#### PROBLEM REQUIREMENTS
Set every entry below down once more, exactly as it stands, without images.

#### DATA EXTRACTS

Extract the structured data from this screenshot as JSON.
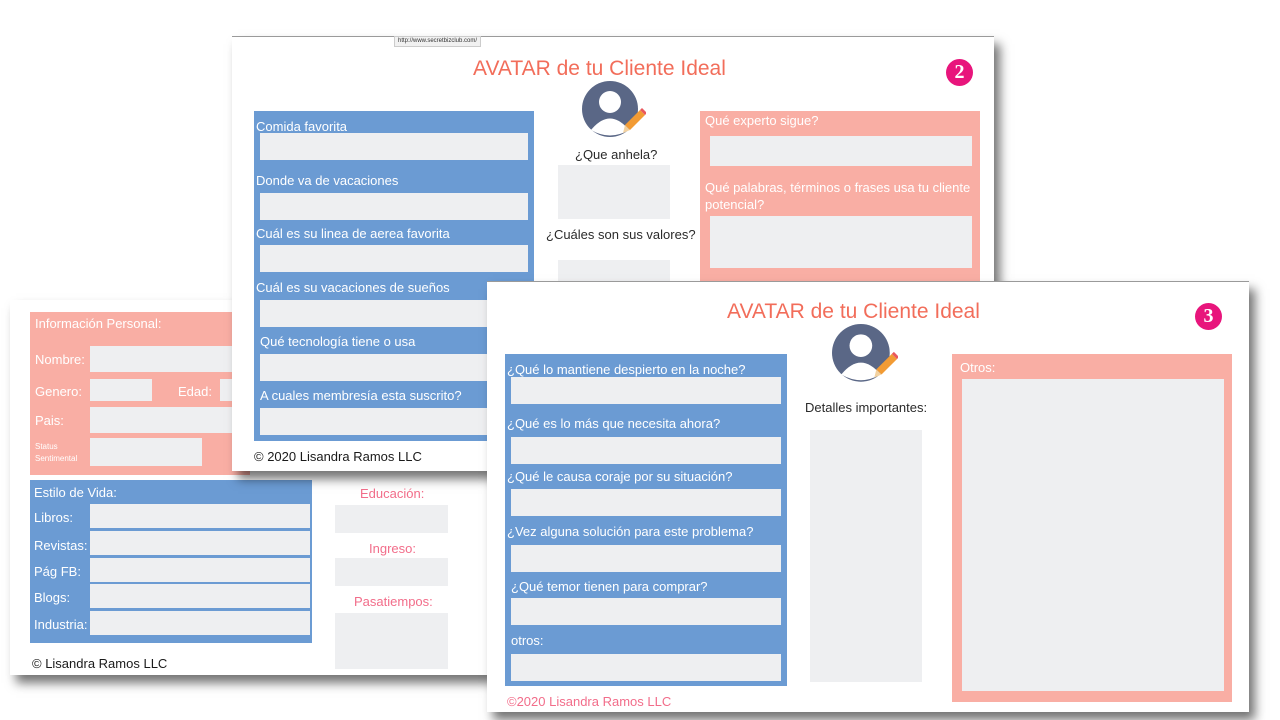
{
  "sheet1": {
    "personal_header": "Información Personal:",
    "nombre": "Nombre:",
    "genero": "Genero:",
    "edad": "Edad:",
    "pais": "Pais:",
    "status": "Status",
    "sentimental": "Sentimental",
    "estilo_header": "Estilo de Vida:",
    "libros": "Libros:",
    "revistas": "Revistas:",
    "pag_fb": "Pág FB:",
    "blogs": "Blogs:",
    "industria": "Industria:",
    "educacion": "Educación:",
    "ingreso": "Ingreso:",
    "pasatiempos": "Pasatiempos:",
    "footer": "© Lisandra Ramos LLC"
  },
  "sheet2": {
    "url": "http://www.secretbizclub.com/",
    "title": "AVATAR de tu Cliente Ideal",
    "badge": "2",
    "comida": "Comida favorita",
    "vacaciones": "Donde va de vacaciones",
    "linea_aerea": "Cuál es su linea de aerea favorita",
    "vacaciones_suenos": "Cuál es su vacaciones de sueños",
    "tecnologia": "Qué tecnología tiene o usa",
    "membresia": "A cuales membresía esta suscrito?",
    "anhela": "¿Que anhela?",
    "valores": "¿Cuáles son sus valores?",
    "experto": "Qué experto sigue?",
    "palabras": "Qué palabras, términos o frases usa tu cliente potencial?",
    "footer": "© 2020 Lisandra Ramos LLC"
  },
  "sheet3": {
    "title": "AVATAR de tu Cliente Ideal",
    "badge": "3",
    "q1": "¿Qué lo mantiene despierto en la noche?",
    "q2": "¿Qué es lo más que necesita ahora?",
    "q3": "¿Qué le causa coraje por su situación?",
    "q4": "¿Vez alguna solución para este problema?",
    "q5": "¿Qué temor tienen para comprar?",
    "q6": "otros:",
    "detalles": "Detalles importantes:",
    "otros": "Otros:",
    "footer": "©2020 Lisandra Ramos LLC"
  },
  "icons": [
    "user-avatar-icon",
    "pencil-icon"
  ],
  "colors": {
    "blue_panel": "#6b9bd3",
    "pink_panel": "#f9aea4",
    "title": "#f26d5a",
    "badge": "#e8157c",
    "field": "#eeeff1"
  }
}
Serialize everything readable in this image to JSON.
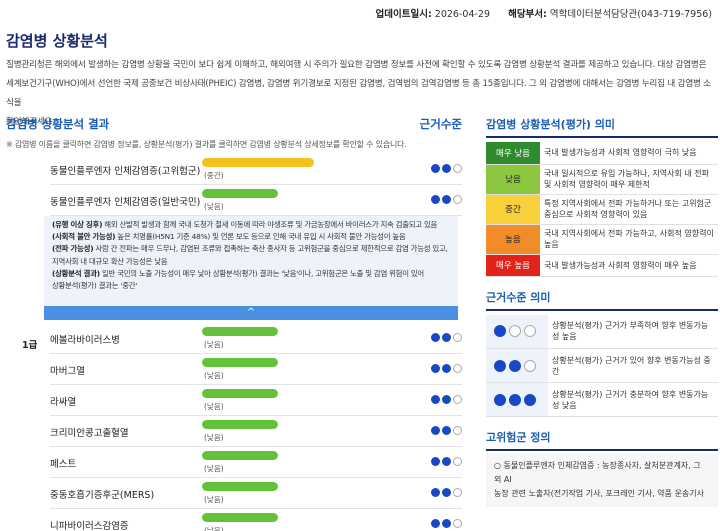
{
  "header": {
    "update_label": "업데이트일시:",
    "update_value": "2026-04-29",
    "dept_label": "해당부서:",
    "dept_value": "역학데이터분석담당관(043-719-7956)"
  },
  "page_title": "감염병 상황분석",
  "intro": [
    "질병관리청은 해외에서 발생하는 감염병 상황을 국민이 보다 쉽게 이해하고, 해외여행 시 주의가 필요한 감염병 정보를 사전에 확인할 수 있도록 감염병 상황분석 결과를 제공하고 있습니다. 대상 감염병은",
    "세계보건기구(WHO)에서 선언한 국제 공중보건 비상사태(PHEIC) 감염병, 감염병 위기경보로 지정된 감염병, 검역법의 검역감염병 등 총 15종입니다. 그 외 감염병에 대해서는 감염병 누리집 내 감염병 소식을",
    "확인해주세요."
  ],
  "left": {
    "title": "감염병 상황분석 결과",
    "evidence_col": "근거수준",
    "note": "※ 감염병 이름을 클릭하면 감염병 정보를, 상황분석(평가) 결과를 클릭하면 감염병 상황분석 상세정보를 확인할 수 있습니다.",
    "grade_label": "1급",
    "rows": [
      {
        "name": "동물인플루엔자 인체감염증(고위험군)",
        "level": "(중간)",
        "color": "yellow",
        "evidence": 2
      },
      {
        "name": "동물인플루엔자 인체감염증(일반국민)",
        "level": "(낮음)",
        "color": "green",
        "evidence": 2
      },
      {
        "name": "에볼라바이러스병",
        "level": "(낮음)",
        "color": "green",
        "evidence": 2
      },
      {
        "name": "마버그열",
        "level": "(낮음)",
        "color": "green",
        "evidence": 2
      },
      {
        "name": "라싸열",
        "level": "(낮음)",
        "color": "green",
        "evidence": 2
      },
      {
        "name": "크리미안콩고출혈열",
        "level": "(낮음)",
        "color": "green",
        "evidence": 2
      },
      {
        "name": "페스트",
        "level": "(낮음)",
        "color": "green",
        "evidence": 2
      },
      {
        "name": "중동호흡기증후군(MERS)",
        "level": "(낮음)",
        "color": "green",
        "evidence": 2
      },
      {
        "name": "니파바이러스감염증",
        "level": "(낮음)",
        "color": "green",
        "evidence": 2
      }
    ],
    "detail": [
      {
        "label": "(유행 이상 징후)",
        "text": " 해외 산발적 발생과 함께 국내 도청가 철새 이동에 따라 야생조류 및 가금농장에서 바이러스가 지속 검출되고 있음"
      },
      {
        "label": "(사회적 불안 가능성)",
        "text": " 높은 치명률(H5N1 기준 48%) 및 언론 보도 등으로 인해 국내 유입 시 사회적 불안 가능성이 높음"
      },
      {
        "label": "(전파 가능성)",
        "text": " 사람 간 전파는 매우 드무나, 감염된 조류와 접촉하는 축산 종사자 등 고위험군을 중심으로 제한적으로 감염 가능성 있고,"
      },
      {
        "label": "",
        "text": "지역사회 내 대규모 확산 가능성은 낮음"
      },
      {
        "label": "(상황분석 결과)",
        "text": " 일반 국민의 노출 가능성이 매우 낮아 상황분석(평가) 결과는 '낮음'이나, 고위험군은 노출 및 감염 위험이 있어"
      },
      {
        "label": "",
        "text": "상황분석(평가) 결과는 '중간'"
      }
    ],
    "collapse_symbol": "^"
  },
  "meaning": {
    "title": "감염병 상황분석(평가) 의미",
    "rows": [
      {
        "label": "매우 낮음",
        "color": "#2e8b2e",
        "text_color": "#ffffff",
        "desc": "국내 발생가능성과 사회적 영향력이 극히 낮음"
      },
      {
        "label": "낮음",
        "color": "#8dc63f",
        "text_color": "#222222",
        "desc": "국내 일시적으로 유입 가능하나, 지역사회 내 전파 및 사회적 영향력이 매우 제한적"
      },
      {
        "label": "중간",
        "color": "#f7d03c",
        "text_color": "#222222",
        "desc": "특정 지역사회에서 전파 가능하거나 또는 고위험군 중심으로 사회적 영향력이 있음"
      },
      {
        "label": "높음",
        "color": "#f28c28",
        "text_color": "#222222",
        "desc": "국내 지역사회에서 전파 가능하고, 사회적 영향력이 높음"
      },
      {
        "label": "매우 높음",
        "color": "#e2231a",
        "text_color": "#ffffff",
        "desc": "국내 발생가능성과 사회적 영향력이 매우 높음"
      }
    ]
  },
  "evidence": {
    "title": "근거수준 의미",
    "rows": [
      {
        "dots": 1,
        "desc": "상황분석(평가) 근거가 부족하여 향후 변동가능성 높음"
      },
      {
        "dots": 2,
        "desc": "상황분석(평가) 근거가 있어 향후 변동가능성 중간"
      },
      {
        "dots": 3,
        "desc": "상황분석(평가) 근거가 충분하여 향후 변동가능성 낮음"
      }
    ]
  },
  "high_risk": {
    "title": "고위험군 정의",
    "lines": [
      "○ 동물인플루엔자 인체감염증 : 농장종사자, 살처분관계자, 그 외 AI",
      "농장 관련 노출자(전기작업 기사, 포크레인 기사, 약품 운송기사"
    ]
  },
  "colors": {
    "accent": "#1a5db5",
    "dot": "#1848c5",
    "bar_green": "#63c13a",
    "bar_yellow": "#f4c21c"
  }
}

#### TASK RESPONSE
Extract the structured data from this screenshot as JSON.
{
  "sheet1": {
    "personal_header": "Información Personal:",
    "nombre": "Nombre:",
    "genero": "Genero:",
    "edad": "Edad:",
    "pais": "Pais:",
    "status": "Status",
    "sentimental": "Sentimental",
    "estilo_header": "Estilo de Vida:",
    "libros": "Libros:",
    "revistas": "Revistas:",
    "pag_fb": "Pág FB:",
    "blogs": "Blogs:",
    "industria": "Industria:",
    "educacion": "Educación:",
    "ingreso": "Ingreso:",
    "pasatiempos": "Pasatiempos:",
    "footer": "© Lisandra Ramos LLC"
  },
  "sheet2": {
    "url": "http://www.secretbizclub.com/",
    "title": "AVATAR de tu Cliente Ideal",
    "badge": "2",
    "comida": "Comida favorita",
    "vacaciones": "Donde va de vacaciones",
    "linea_aerea": "Cuál es su linea de aerea favorita",
    "vacaciones_suenos": "Cuál es su vacaciones de sueños",
    "tecnologia": "Qué tecnología tiene o usa",
    "membresia": "A cuales membresía esta suscrito?",
    "anhela": "¿Que anhela?",
    "valores": "¿Cuáles son sus valores?",
    "experto": "Qué experto sigue?",
    "palabras": "Qué palabras, términos o frases usa tu cliente potencial?",
    "footer": "© 2020 Lisandra Ramos LLC"
  },
  "sheet3": {
    "title": "AVATAR de tu Cliente Ideal",
    "badge": "3",
    "q1": "¿Qué lo mantiene despierto en la noche?",
    "q2": "¿Qué es lo más que necesita ahora?",
    "q3": "¿Qué le causa coraje por su situación?",
    "q4": "¿Vez alguna solución para este problema?",
    "q5": "¿Qué temor tienen para comprar?",
    "q6": "otros:",
    "detalles": "Detalles importantes:",
    "otros": "Otros:",
    "footer": "©2020 Lisandra Ramos LLC"
  },
  "icons": [
    "user-avatar-icon",
    "pencil-icon"
  ],
  "colors": {
    "blue_panel": "#6b9bd3",
    "pink_panel": "#f9aea4",
    "title": "#f26d5a",
    "badge": "#e8157c",
    "field": "#eeeff1"
  }
}
Serialize everything readable in this image to JSON.
{
  "header": {
    "update_label": "업데이트일시:",
    "update_value": "2026-04-29",
    "dept_label": "해당부서:",
    "dept_value": "역학데이터분석담당관(043-719-7956)"
  },
  "page_title": "감염병 상황분석",
  "intro": [
    "질병관리청은 해외에서 발생하는 감염병 상황을 국민이 보다 쉽게 이해하고, 해외여행 시 주의가 필요한 감염병 정보를 사전에 확인할 수 있도록 감염병 상황분석 결과를 제공하고 있습니다. 대상 감염병은",
    "세계보건기구(WHO)에서 선언한 국제 공중보건 비상사태(PHEIC) 감염병, 감염병 위기경보로 지정된 감염병, 검역법의 검역감염병 등 총 15종입니다. 그 외 감염병에 대해서는 감염병 누리집 내 감염병 소식을",
    "확인해주세요."
  ],
  "left": {
    "title": "감염병 상황분석 결과",
    "evidence_col": "근거수준",
    "note": "※ 감염병 이름을 클릭하면 감염병 정보를, 상황분석(평가) 결과를 클릭하면 감염병 상황분석 상세정보를 확인할 수 있습니다.",
    "grade_label": "1급",
    "rows": [
      {
        "name": "동물인플루엔자 인체감염증(고위험군)",
        "level": "(중간)",
        "color": "yellow",
        "evidence": 2
      },
      {
        "name": "동물인플루엔자 인체감염증(일반국민)",
        "level": "(낮음)",
        "color": "green",
        "evidence": 2
      },
      {
        "name": "에볼라바이러스병",
        "level": "(낮음)",
        "color": "green",
        "evidence": 2
      },
      {
        "name": "마버그열",
        "level": "(낮음)",
        "color": "green",
        "evidence": 2
      },
      {
        "name": "라싸열",
        "level": "(낮음)",
        "color": "green",
        "evidence": 2
      },
      {
        "name": "크리미안콩고출혈열",
        "level": "(낮음)",
        "color": "green",
        "evidence": 2
      },
      {
        "name": "페스트",
        "level": "(낮음)",
        "color": "green",
        "evidence": 2
      },
      {
        "name": "중동호흡기증후군(MERS)",
        "level": "(낮음)",
        "color": "green",
        "evidence": 2
      },
      {
        "name": "니파바이러스감염증",
        "level": "(낮음)",
        "color": "green",
        "evidence": 2
      }
    ],
    "detail": [
      {
        "label": "(유행 이상 징후)",
        "text": " 해외 산발적 발생과 함께 국내 도청가 철새 이동에 따라 야생조류 및 가금농장에서 바이러스가 지속 검출되고 있음"
      },
      {
        "label": "(사회적 불안 가능성)",
        "text": " 높은 치명률(H5N1 기준 48%) 및 언론 보도 등으로 인해 국내 유입 시 사회적 불안 가능성이 높음"
      },
      {
        "label": "(전파 가능성)",
        "text": " 사람 간 전파는 매우 드무나, 감염된 조류와 접촉하는 축산 종사자 등 고위험군을 중심으로 제한적으로 감염 가능성 있고,"
      },
      {
        "label": "",
        "text": "지역사회 내 대규모 확산 가능성은 낮음"
      },
      {
        "label": "(상황분석 결과)",
        "text": " 일반 국민의 노출 가능성이 매우 낮아 상황분석(평가) 결과는 '낮음'이나, 고위험군은 노출 및 감염 위험이 있어"
      },
      {
        "label": "",
        "text": "상황분석(평가) 결과는 '중간'"
      }
    ],
    "collapse_symbol": "^"
  },
  "meaning": {
    "title": "감염병 상황분석(평가) 의미",
    "rows": [
      {
        "label": "매우 낮음",
        "color": "#2e8b2e",
        "text_color": "#ffffff",
        "desc": "국내 발생가능성과 사회적 영향력이 극히 낮음"
      },
      {
        "label": "낮음",
        "color": "#8dc63f",
        "text_color": "#222222",
        "desc": "국내 일시적으로 유입 가능하나, 지역사회 내 전파 및 사회적 영향력이 매우 제한적"
      },
      {
        "label": "중간",
        "color": "#f7d03c",
        "text_color": "#222222",
        "desc": "특정 지역사회에서 전파 가능하거나 또는 고위험군 중심으로 사회적 영향력이 있음"
      },
      {
        "label": "높음",
        "color": "#f28c28",
        "text_color": "#222222",
        "desc": "국내 지역사회에서 전파 가능하고, 사회적 영향력이 높음"
      },
      {
        "label": "매우 높음",
        "color": "#e2231a",
        "text_color": "#ffffff",
        "desc": "국내 발생가능성과 사회적 영향력이 매우 높음"
      }
    ]
  },
  "evidence": {
    "title": "근거수준 의미",
    "rows": [
      {
        "dots": 1,
        "desc": "상황분석(평가) 근거가 부족하여 향후 변동가능성 높음"
      },
      {
        "dots": 2,
        "desc": "상황분석(평가) 근거가 있어 향후 변동가능성 중간"
      },
      {
        "dots": 3,
        "desc": "상황분석(평가) 근거가 충분하여 향후 변동가능성 낮음"
      }
    ]
  },
  "high_risk": {
    "title": "고위험군 정의",
    "lines": [
      "○ 동물인플루엔자 인체감염증 : 농장종사자, 살처분관계자, 그 외 AI",
      "농장 관련 노출자(전기작업 기사, 포크레인 기사, 약품 운송기사"
    ]
  },
  "colors": {
    "accent": "#1a5db5",
    "dot": "#1848c5",
    "bar_green": "#63c13a",
    "bar_yellow": "#f4c21c"
  }
}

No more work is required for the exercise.